She would hate that I called her out on the snoring. She wouldn’t have said anything verbally, instead, she would have spoke with her eyes. Her brow furrowed, her chin set. That stubborn scowl spoke volumes. It would let me know that I was in trouble now. Then a few seconds would go by, the shiny eyes would return, the corners of her lips would curl back up and all would be forgiven.
Even though she was quiet lady, she was bold. One time she went shopping and bought a really fancy dress. Next, she proceeded to tell my cousin that she bought it to wear to his wedding. Granted, he hadn’t even proposed yet, but she was antsy for things to move along. She wasn’t always direct, but you got her message anyway.
It was the same way with her love. It wasn’t always spelled out but you got the message anyway.
In her lifetime she didn’t receive world-renown attention. Her name won’t be written in any history books. She would have hated that spotlight anyway. Instead, she quietly, stubbornly, and sometimes sternly, loved her family and friends. She loved her husband, raised her two boys, welcomed their two wives and spoiled her three granddaughters. She loved Tim from the start and got to have flashbacks of her own early mothering years while watching our two boys toddle and wrestle around. She loved us all fiercely and for that she will always be in the spotlight of our hearts. Her name, forever recorded in our own personal history books. She left her mark on us, that is her legacy.
Her brave love was not for the faint of heart.

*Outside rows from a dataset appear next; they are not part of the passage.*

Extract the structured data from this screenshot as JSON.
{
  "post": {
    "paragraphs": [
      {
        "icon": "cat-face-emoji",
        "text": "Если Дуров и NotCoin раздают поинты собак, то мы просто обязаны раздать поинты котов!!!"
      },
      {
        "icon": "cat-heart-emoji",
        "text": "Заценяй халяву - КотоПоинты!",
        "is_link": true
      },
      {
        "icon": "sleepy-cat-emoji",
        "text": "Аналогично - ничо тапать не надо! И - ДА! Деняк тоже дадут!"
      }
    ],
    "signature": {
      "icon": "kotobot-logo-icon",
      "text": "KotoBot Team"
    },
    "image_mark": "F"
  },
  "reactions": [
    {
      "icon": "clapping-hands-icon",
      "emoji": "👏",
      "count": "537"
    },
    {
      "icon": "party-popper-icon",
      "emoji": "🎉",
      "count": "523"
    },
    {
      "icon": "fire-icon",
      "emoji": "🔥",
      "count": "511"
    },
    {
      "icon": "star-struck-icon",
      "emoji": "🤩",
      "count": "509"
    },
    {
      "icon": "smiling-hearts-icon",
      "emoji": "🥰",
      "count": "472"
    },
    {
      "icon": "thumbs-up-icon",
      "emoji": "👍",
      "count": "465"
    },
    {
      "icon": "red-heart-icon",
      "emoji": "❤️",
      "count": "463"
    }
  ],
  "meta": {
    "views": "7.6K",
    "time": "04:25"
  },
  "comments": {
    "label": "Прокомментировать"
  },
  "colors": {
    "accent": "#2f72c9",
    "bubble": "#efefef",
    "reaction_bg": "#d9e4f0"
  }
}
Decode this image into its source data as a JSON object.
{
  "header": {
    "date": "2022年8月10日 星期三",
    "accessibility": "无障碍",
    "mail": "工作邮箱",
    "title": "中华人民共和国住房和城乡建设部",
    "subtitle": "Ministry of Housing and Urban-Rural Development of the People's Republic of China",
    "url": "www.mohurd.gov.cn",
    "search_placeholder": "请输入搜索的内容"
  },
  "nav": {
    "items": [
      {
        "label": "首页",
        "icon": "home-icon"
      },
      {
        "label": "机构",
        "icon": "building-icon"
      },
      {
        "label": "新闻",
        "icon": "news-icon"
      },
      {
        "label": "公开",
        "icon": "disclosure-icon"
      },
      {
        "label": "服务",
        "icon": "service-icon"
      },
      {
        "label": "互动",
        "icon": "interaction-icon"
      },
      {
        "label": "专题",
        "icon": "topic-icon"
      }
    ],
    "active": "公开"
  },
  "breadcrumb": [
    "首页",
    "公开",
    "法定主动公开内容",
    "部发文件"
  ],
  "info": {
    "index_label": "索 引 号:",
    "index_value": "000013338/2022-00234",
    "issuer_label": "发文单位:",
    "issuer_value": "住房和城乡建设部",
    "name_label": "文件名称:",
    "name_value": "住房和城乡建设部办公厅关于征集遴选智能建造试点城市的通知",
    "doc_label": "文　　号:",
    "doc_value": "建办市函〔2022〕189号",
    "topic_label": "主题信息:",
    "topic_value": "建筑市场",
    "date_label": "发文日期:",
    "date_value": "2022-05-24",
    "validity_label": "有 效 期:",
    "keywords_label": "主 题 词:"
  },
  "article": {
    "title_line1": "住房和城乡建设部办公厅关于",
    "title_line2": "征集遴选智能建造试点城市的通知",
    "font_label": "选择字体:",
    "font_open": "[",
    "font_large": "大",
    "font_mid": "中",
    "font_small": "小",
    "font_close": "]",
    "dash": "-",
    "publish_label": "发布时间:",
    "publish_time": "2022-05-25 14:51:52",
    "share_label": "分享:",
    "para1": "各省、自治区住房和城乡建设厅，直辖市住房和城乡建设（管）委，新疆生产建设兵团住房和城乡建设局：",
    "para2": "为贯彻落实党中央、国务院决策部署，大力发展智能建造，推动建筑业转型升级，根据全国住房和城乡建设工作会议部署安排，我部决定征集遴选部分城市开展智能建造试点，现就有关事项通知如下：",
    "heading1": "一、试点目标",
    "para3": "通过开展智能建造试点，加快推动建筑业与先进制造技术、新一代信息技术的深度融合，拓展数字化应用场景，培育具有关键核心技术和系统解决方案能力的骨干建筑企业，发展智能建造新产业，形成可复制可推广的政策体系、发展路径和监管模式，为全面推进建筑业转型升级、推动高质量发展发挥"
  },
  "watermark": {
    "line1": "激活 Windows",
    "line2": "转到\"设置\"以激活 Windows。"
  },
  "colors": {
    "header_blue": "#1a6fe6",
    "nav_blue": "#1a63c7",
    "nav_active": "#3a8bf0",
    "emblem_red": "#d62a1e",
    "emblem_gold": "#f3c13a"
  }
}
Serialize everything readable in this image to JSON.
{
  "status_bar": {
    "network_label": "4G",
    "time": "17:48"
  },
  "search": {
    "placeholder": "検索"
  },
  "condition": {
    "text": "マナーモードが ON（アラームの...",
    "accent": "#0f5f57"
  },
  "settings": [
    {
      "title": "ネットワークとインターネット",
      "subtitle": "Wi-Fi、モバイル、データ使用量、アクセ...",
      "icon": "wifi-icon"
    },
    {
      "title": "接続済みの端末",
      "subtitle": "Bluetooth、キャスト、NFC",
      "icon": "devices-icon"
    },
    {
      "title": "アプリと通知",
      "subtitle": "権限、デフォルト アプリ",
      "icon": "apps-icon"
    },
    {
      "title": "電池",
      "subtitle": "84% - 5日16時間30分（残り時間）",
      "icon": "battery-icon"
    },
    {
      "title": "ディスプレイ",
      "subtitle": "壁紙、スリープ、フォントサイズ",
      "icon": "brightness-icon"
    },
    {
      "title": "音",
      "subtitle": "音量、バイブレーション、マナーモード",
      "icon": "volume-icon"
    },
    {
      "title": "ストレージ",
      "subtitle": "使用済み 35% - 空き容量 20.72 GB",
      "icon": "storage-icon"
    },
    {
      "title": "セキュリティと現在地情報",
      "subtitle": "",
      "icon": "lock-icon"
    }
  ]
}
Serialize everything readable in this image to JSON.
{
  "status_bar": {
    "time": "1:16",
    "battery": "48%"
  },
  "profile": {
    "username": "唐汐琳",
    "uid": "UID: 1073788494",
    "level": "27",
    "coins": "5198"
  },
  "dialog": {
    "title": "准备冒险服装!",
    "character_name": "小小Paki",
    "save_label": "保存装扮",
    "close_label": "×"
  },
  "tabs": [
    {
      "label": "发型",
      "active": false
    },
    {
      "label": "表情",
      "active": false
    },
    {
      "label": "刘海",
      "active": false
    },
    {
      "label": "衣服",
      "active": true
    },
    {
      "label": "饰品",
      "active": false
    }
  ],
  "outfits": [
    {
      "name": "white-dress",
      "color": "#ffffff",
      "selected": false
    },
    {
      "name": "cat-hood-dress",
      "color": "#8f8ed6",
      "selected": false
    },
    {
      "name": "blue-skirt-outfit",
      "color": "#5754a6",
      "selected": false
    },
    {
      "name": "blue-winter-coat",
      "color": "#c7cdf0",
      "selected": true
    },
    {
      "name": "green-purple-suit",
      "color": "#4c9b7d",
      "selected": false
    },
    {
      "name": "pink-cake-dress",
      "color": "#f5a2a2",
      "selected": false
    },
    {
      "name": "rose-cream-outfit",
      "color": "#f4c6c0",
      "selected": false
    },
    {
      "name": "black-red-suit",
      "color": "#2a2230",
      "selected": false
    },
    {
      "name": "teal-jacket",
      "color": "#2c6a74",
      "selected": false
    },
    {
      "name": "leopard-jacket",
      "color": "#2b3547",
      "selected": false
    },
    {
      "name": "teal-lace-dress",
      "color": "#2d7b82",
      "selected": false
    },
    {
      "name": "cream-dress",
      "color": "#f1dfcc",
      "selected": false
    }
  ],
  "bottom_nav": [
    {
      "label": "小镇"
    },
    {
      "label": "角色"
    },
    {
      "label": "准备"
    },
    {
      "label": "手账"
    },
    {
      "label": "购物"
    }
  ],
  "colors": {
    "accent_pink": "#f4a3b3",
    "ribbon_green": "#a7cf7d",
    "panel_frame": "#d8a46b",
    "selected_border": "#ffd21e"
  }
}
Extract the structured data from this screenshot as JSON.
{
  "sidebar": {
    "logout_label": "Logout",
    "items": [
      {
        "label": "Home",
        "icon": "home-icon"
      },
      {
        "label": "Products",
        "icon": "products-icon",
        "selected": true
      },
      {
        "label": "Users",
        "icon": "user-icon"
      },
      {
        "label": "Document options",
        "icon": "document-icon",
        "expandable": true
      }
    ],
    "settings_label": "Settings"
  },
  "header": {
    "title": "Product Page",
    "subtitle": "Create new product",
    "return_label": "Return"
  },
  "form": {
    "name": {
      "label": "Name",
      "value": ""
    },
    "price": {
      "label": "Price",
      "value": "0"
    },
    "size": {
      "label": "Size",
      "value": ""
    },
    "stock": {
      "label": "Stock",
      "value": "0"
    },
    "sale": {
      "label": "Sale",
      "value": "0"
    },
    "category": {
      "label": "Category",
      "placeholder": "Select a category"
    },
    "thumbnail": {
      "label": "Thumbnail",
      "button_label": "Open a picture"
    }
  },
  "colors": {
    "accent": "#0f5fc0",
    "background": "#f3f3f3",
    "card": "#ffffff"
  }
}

She was spunky and quirky and classy in the best way. I like to humor myself in thinking she passed some of that down to me. When I grow up, I want to be like her. Humbly giving, selflessly serving and relishing in the joy that is found in family and friends.
Good thing she taught me to love by her strong example. Good thing she still gives her gifts and teaches me lessons in the form of memories. Good thing she passed down her stubborn heart, or else I would crumble underneath the weight of her loss.
There is no conclusion to her life because we are still here. Her love is still here. Her spunk and stubbornness live on. I just wish she was still sitting at the table with us, dealing out those cards or piling food onto our plates.